Exercise brief:
Across the entries below, how many lines have the word "JSON" in them? Respond with only the number.
★ ★ ★
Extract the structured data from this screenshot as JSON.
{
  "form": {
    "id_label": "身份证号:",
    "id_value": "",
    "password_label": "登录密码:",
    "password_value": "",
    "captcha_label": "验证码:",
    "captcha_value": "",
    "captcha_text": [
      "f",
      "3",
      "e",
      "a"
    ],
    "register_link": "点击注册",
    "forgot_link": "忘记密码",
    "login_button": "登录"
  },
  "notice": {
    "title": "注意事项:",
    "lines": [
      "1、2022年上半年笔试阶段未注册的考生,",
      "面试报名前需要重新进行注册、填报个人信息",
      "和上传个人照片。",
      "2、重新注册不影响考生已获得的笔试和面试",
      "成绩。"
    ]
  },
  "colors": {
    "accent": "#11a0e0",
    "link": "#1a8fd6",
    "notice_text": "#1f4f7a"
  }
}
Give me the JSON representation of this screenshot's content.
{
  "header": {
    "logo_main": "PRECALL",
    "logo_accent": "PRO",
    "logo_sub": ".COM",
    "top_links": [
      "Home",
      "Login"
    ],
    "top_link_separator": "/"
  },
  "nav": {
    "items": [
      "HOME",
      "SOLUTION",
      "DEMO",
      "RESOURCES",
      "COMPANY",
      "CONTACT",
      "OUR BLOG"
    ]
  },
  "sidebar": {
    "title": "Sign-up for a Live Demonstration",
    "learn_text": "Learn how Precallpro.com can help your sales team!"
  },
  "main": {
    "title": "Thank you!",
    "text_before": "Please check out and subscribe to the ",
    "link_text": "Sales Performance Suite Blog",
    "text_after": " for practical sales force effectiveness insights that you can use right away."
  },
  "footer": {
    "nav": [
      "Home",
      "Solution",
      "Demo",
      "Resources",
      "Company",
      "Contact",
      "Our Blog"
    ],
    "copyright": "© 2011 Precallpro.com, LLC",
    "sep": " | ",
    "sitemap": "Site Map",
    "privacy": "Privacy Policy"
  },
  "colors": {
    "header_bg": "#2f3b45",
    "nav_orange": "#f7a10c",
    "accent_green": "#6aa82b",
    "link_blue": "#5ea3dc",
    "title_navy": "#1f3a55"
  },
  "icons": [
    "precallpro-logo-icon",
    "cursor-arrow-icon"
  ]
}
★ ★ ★
Finished exercise:
2